FCC Chairman Tom Wheeler said this morning that the commission has yet to hear from the incoming Trump administration.
“Let me be real specific,” Wheeler told reporters following this morning’s truncated meeting. “We have had no conversations with the Trump administration transition team. We are working with the transition structure that was set up by the Obama administration to begin the groundwork but we have heard nothing" from the incoming president's team.
Wheeler’s comments came on the heels of a meeting that had previously had a full agenda but instead lasted only nine minutes. The FCC scratched votes on several items just one day after Republicans urged it to ease up on “controversial” issues ahead of Trump’s inauguration in January.
“We certainly had a quick meeting this morning,” Wheeler said, “and that abbreviated meeting was obviously a consequence of the requests to avoid action on issues that were deemed controversial during this transition between administrations. Certain of my colleagues identified the items on today’s proposed agenda as controversial and asked they not be considered today. I hope that this doesn’t mean that these issues won’t be quickly addressed after the transfer of leadership from this agency.”

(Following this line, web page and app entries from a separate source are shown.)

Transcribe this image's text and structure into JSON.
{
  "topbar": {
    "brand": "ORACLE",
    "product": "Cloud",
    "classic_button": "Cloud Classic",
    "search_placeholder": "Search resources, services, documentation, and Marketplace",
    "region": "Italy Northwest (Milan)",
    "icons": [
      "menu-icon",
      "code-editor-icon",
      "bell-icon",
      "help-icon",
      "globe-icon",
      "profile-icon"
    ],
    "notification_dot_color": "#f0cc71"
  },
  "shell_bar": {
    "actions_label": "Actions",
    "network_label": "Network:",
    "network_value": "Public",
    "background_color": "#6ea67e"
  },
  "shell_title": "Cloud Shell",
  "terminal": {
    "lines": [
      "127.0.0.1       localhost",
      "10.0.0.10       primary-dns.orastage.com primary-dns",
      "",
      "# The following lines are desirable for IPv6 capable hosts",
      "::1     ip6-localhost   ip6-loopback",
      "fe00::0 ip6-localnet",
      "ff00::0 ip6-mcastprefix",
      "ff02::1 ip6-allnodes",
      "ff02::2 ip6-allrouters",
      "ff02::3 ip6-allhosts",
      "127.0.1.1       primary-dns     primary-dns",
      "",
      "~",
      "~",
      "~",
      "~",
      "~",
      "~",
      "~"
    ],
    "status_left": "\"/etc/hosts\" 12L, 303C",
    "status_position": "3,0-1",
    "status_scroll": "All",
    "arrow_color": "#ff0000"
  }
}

Among other items, the FCC scratched a vote on proposed revisions for a regulatory framework for Business Data Services (BDS) that would make services or providers subject to rules regardless of whether they’re considered incumbents or competitors.
The move was a swift response to a request from Republican leaders that the FCC focus on the ongoing incentive auction and shelve potentially contentious issues during the transition in the White House. Reps. Fred Upton (R-Mich.), who serves as chairman of the House Energy and Commerce Committee, and Greg Walden (R-Ore.), the chair of the Communications and Technology Subcommittee, jointly submitted a letter (PDF) to Wheeler saying the auction of 600-MHz airwaves should be the commission’s top priority for the next 10 weeks.
Wheeler is widely expected to depart the FCC soon after Trump is inaugurated on Jan. 20, and the GOP will almost surely retake control of the commission. But the lame-duck chairman continued to push his agenda to reporters.
“It is truly disappointing that 1.4 million Americans living in rural areas without LTE service will continue to be so deprived,” Wheeler argued. “They deserve better from this commission. And it is tragic that 1.3 million Americans who are blind and millions more who are visually impaired will not be able to enjoy expanded video description. They deserve better from this commission. All of these matters are so-called controversial, because they are opposed principally by the largest incumbent firms in the sector. As the deferred items reflect, when so-called controversy is the result of choosing between the broader common good or those incumbents preferring the status quo, I believe the public interest should prevail.”